Nobody gives you that meaning, just yourself. You are the one who gives yourself.

RICH: Have you ever questions yourself along this journey and gotten a little bit lost and lost the meaning?

JACK: Sometime when I talk to bureaucrats and they kind of say no, I like why am I doing this? I'm trying to good and it's supposed to be his job and he says no all the time. But after a while I get used to it.


RICH: How do you get over a shitty, you know month and no, no, no no. You start questioning yourself. What do you do to reset and to get back on track?

JACK: I remind myself that I don't have much days to live so I'm 61. I budget myself to die at 80 exactly on my birthday. Of course not going to kill myself, I have to budget just like you budget your dollars every year for your company. I have thought right now about 6,800 days which is just less than 1,000 weeks and so this time is very precious. If I don't use this time and I go home to relax and watch television, then I'm not contributing while it's still possible.

So I think that is my biggest motivator because every day is one day less. So I want to use every day in the most meaningful way and toilets is one of them.


RICH: Does that mean that you spend every waking moment working on these challenges or do you have 8 hours a day for toilets, 2 hours for meditation and health, 3 hours for family...like do you try and have a holistic life or are you really mission focus for your whole awake day?

JACK: Yeah, it's mission driven every day 7 days a week. I wake up until night time. Then in between I kind of steal a could hours to have a secret affair with my wife and to spend some time driving the kids and talking to them in the car and then going to the next appointment. It's not a sacrifice. I think you should show children how to be a good human being. You can't teach them, you can only show them.


RICH: Tell me, what is your vision for the next 25 years of sanitation? What do you hope will be accomplished?

JACK: In the next 20-25 years every single human being on earth will have a toilet that is clean, safe and the excrement is treated and doesn't pollute the river and the waterways. People would not be sick because of hygiene issues. I think people will talk about toilets in a very normal way just like we are talking about food and drinks.

RICH: Thank you very much for your time.
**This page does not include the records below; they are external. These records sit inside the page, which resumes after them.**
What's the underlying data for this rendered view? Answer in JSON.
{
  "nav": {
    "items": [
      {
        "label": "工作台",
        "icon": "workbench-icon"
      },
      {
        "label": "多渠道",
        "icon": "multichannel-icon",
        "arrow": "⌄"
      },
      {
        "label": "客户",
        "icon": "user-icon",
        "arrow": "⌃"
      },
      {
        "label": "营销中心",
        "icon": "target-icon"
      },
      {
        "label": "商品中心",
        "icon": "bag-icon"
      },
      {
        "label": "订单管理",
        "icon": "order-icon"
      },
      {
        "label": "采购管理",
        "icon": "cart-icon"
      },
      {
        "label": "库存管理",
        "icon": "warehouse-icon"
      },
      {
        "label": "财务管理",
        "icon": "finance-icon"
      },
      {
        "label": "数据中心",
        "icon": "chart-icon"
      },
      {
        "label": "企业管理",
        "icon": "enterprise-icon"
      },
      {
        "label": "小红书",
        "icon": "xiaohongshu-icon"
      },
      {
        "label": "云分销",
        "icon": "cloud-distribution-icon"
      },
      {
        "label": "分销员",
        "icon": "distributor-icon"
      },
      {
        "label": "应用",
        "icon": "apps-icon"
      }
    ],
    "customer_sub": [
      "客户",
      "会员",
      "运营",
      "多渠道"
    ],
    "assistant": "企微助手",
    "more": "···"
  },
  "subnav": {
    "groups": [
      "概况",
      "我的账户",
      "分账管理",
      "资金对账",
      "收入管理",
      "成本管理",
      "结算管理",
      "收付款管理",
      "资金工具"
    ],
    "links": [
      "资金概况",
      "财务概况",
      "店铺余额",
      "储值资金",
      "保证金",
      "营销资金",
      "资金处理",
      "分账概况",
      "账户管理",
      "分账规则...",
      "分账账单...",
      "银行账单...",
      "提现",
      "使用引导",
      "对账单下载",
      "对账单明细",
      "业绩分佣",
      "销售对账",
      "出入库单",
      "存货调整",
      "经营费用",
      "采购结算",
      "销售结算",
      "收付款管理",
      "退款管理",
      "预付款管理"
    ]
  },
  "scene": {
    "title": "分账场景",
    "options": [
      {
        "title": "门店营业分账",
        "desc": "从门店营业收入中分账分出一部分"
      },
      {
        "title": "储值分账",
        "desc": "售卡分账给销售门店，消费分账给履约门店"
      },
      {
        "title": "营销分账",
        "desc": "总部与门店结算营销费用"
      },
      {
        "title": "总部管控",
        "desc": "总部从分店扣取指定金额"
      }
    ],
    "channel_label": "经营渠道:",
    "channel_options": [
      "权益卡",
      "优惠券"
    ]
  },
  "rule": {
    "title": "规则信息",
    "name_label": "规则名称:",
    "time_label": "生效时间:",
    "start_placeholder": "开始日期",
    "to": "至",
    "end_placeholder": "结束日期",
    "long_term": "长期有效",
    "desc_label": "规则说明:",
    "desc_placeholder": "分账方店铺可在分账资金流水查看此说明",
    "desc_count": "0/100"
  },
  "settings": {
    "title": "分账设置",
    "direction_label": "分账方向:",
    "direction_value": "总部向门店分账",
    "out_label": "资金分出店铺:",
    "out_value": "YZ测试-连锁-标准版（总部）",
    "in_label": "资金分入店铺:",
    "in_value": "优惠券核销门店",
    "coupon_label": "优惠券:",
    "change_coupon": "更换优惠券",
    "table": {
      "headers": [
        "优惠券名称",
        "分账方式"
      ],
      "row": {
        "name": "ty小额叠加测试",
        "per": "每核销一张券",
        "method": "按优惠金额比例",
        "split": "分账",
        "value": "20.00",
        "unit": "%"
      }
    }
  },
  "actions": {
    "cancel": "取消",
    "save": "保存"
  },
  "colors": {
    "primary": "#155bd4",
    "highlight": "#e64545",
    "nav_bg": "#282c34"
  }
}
It's been great.

For more interviews from the "Entrepreneurs for Good" series, check out the playlist here.

Stay tuned for more clips and full interviews in the coming weeks.